On the other hand, investment value captures “the value to a particular investor based on individual investment requirements and expectations,” according to the International Glossary of Business Valuation Terms. (This publication is a joint effort of the most prominent business valuation organizations.)

Investment value reflects a particular investor’s subjective goals regarding expected returns, acceptable risk, desired tax attributes, and potential synergies with other businesses. This type of investor could be a potential equity or debt holder — or an existing or prospective operator-owner — traditionally in a merger and acquisition.

Some jurisdictions have begun to use investment value — also known as the “value to the holder” — to determine business value to distribute assets equitably between the parties in a divorce.


According to the business valuation textbook, Standards of Value: Theory and Applications:

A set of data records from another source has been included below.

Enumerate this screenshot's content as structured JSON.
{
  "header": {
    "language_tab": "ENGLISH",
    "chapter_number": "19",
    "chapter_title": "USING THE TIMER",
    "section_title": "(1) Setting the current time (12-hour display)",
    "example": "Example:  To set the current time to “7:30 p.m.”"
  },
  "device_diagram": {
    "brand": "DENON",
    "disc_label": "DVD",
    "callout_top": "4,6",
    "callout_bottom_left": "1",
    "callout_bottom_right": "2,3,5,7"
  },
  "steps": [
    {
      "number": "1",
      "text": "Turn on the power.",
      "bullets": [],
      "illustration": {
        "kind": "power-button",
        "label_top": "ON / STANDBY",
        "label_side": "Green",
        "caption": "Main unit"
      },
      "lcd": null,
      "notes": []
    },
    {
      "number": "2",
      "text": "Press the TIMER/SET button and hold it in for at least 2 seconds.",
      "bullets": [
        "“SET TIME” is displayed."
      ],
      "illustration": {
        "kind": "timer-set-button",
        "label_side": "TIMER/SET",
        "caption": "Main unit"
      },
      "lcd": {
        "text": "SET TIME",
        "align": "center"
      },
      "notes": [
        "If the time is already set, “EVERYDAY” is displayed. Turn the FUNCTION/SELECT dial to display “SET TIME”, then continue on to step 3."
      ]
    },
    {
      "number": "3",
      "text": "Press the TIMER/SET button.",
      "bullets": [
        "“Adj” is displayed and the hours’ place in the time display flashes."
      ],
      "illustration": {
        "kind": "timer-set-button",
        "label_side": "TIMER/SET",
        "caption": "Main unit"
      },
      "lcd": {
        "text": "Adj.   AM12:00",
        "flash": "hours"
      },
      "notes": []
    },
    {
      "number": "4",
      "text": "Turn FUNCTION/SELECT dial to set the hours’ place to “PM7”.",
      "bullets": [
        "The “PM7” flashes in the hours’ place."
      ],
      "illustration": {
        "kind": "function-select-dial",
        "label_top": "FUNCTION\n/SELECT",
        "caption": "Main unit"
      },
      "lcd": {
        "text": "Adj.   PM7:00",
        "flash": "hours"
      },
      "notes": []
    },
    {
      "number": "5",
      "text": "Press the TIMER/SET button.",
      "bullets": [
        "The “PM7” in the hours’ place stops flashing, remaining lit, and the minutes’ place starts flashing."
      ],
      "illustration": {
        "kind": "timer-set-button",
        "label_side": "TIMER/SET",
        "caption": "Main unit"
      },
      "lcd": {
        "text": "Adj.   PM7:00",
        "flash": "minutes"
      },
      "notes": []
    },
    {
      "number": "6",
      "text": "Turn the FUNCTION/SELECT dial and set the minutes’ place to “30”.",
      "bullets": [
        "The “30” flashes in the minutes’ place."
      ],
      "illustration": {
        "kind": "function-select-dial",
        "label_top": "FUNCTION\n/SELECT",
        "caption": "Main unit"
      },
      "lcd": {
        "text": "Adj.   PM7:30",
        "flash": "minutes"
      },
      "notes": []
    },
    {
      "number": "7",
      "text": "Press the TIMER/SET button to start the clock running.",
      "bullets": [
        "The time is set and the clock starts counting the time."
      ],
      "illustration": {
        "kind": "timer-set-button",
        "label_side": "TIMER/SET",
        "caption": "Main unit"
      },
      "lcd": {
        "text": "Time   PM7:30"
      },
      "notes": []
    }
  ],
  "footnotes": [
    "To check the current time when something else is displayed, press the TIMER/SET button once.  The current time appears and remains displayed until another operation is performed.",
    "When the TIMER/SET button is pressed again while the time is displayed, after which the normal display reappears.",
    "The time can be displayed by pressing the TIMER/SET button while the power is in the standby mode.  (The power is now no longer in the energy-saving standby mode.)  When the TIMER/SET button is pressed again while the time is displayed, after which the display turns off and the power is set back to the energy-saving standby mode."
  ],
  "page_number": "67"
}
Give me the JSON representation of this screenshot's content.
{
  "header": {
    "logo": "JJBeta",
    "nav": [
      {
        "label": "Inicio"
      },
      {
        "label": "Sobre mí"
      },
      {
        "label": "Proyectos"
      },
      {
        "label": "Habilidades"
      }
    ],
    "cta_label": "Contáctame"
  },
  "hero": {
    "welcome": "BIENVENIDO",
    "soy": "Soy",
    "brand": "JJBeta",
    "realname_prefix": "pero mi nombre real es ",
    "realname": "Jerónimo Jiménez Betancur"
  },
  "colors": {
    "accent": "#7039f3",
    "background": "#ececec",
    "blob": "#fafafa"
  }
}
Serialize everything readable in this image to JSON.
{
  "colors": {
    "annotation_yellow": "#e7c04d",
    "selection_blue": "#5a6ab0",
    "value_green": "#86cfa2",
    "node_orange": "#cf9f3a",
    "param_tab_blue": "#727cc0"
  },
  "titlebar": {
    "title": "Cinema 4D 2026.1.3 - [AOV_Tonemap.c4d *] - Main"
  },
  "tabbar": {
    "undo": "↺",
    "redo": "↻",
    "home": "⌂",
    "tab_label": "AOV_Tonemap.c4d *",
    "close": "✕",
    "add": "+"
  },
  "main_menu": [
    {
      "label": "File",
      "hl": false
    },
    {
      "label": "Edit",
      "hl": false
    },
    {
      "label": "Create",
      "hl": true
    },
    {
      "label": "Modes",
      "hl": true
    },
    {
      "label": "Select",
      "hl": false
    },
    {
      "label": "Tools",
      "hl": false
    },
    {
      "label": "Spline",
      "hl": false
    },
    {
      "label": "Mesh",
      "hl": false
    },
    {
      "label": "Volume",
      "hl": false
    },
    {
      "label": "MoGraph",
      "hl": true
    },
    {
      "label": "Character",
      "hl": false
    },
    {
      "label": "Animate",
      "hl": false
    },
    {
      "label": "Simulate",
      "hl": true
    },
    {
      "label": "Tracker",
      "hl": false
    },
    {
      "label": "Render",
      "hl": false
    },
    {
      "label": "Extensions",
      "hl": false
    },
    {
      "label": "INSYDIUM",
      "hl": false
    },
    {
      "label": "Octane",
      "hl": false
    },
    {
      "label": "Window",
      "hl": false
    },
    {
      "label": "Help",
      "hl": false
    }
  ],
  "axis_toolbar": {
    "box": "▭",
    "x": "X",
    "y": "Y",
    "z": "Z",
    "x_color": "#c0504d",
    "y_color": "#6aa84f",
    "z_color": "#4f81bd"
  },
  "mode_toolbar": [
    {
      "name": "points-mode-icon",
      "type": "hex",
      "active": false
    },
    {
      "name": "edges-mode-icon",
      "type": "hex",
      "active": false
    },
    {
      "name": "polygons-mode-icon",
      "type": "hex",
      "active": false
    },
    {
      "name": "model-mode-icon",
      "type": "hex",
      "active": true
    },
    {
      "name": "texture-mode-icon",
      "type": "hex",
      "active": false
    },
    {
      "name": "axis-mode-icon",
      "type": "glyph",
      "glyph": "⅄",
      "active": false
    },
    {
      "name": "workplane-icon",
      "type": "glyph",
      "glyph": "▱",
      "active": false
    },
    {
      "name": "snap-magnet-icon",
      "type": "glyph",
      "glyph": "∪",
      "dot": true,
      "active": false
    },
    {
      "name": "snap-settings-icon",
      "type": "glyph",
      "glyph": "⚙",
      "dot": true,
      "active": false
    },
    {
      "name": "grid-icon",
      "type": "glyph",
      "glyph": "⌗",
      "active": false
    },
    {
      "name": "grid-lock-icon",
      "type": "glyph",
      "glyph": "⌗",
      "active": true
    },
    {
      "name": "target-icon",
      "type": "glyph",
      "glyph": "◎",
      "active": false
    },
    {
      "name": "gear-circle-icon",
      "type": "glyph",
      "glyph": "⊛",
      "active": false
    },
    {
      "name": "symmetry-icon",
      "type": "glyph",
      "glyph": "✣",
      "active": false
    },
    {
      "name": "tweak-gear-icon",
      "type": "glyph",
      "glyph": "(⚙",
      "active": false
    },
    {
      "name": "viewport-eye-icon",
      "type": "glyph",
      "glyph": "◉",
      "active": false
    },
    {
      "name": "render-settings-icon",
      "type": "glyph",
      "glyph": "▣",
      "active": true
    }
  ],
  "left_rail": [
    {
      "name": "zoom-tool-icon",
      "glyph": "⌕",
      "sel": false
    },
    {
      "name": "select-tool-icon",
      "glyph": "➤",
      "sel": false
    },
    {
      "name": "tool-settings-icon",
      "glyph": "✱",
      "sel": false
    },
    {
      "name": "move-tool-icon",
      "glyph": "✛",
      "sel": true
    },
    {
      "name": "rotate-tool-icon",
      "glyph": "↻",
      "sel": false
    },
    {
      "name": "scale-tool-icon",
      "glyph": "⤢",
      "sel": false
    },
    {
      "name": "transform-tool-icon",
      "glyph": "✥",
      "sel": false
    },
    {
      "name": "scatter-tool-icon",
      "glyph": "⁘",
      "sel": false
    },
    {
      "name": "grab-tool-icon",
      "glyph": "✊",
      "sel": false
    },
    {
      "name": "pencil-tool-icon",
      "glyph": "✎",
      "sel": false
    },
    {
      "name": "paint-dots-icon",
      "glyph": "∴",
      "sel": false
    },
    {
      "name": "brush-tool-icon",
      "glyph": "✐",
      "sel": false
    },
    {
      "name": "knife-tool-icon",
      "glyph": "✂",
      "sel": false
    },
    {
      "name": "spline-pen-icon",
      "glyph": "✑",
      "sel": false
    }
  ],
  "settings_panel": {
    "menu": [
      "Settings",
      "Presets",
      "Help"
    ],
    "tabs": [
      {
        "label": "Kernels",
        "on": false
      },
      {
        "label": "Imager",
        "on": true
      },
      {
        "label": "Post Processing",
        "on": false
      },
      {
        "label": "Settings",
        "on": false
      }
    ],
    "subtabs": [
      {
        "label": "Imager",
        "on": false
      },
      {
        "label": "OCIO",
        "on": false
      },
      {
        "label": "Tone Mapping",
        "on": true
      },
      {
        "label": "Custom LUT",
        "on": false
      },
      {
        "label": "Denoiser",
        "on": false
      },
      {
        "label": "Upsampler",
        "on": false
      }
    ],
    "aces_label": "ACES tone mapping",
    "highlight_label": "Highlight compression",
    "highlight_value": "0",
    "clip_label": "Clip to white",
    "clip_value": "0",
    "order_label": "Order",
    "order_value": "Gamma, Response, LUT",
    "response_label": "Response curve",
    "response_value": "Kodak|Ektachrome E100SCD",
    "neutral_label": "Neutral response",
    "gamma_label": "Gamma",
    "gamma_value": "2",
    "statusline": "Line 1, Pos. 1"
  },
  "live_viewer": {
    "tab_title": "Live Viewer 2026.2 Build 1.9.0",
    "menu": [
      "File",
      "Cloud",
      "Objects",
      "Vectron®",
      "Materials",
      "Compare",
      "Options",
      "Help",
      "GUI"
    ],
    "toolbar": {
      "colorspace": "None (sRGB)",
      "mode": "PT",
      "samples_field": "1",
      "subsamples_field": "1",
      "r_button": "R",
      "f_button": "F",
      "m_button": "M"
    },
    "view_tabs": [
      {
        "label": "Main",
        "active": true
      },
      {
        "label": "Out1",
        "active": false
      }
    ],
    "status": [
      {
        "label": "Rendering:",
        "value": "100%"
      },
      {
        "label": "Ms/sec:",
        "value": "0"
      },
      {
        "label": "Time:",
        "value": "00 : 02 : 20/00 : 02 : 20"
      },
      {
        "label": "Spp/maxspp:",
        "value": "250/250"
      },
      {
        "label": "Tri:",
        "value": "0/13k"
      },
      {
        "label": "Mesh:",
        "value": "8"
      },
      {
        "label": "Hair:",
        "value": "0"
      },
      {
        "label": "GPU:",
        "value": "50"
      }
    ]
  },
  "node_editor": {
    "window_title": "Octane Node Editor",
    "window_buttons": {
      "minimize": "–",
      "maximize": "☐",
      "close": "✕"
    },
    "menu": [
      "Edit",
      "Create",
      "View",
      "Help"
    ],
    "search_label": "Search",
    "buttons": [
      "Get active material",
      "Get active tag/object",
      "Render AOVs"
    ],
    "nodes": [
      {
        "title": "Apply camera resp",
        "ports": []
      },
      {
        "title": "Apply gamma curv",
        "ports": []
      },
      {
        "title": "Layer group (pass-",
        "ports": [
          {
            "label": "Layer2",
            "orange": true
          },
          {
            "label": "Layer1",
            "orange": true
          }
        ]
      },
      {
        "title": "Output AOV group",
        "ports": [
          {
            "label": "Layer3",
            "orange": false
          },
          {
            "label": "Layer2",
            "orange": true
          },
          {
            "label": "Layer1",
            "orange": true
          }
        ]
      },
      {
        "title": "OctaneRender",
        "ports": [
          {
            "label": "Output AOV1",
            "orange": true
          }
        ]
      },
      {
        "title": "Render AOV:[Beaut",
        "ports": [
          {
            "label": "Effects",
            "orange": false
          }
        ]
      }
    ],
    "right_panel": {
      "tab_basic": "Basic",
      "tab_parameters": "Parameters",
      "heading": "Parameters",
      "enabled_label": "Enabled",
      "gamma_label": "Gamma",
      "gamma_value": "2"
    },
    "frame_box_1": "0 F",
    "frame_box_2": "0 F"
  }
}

“Value to the holder considers the business or business interest in the hands of its owner, regardless of whether he or she intends to sell the business. It further assumes that the entitled spouse will continue to enjoy the benefits generated by a business that was created or appreciated during the marriage.”

In a divorce context, the use of investment value — rather than fair market value — it an important distinction to make, because affects a valuator’s assumptions and methodology. For example, when estimating investment value for a divorce, an appraiser might consider the actual tax burden of a pass-through entity, rather than the taxes the company would incur if it operated as a C corporation.

When an appraiser applies the investment value standard, valuation discounts for lack of control and marketability are usually less relevant, especially if one spouse controls the business. That’s because the goal is to measure the full value of the interest to the husband and wife, not the universe of all buyers and sellers who might discount private business interests. As a Virginia court opined in Patel v. Patel (2013 VA App. LEXIS 110):

“Courts valuing marital property for the purpose of making a monetary award must determine…that value which represents the property’s intrinsic worth to the parties.”

Investment value may contradict with how some jurisdictions treat personal goodwill, however. Courts in some states have interpreted the law to mean that investment value eliminates some (or all) personal goodwill from the value of the interest. Others contend that you cannot summarily exclude personal goodwill if the intention is to measure the full value of the interest to the husband and wife. This remains a controversial topic among business valuation professionals.


There is more than one way to define the term “value.” Investment value is an alternative to fair market value. It started as way to help debt and equity investors estimate value in business combinations and strategic decision-making. Now divorce courts are also embracing investment value when splitting up marital assets. But the overriding goal remains the same: To measure the full value to a particular investor, which are the owner-operating or investor in a sale — or the husband and wife in a marital dissolution case.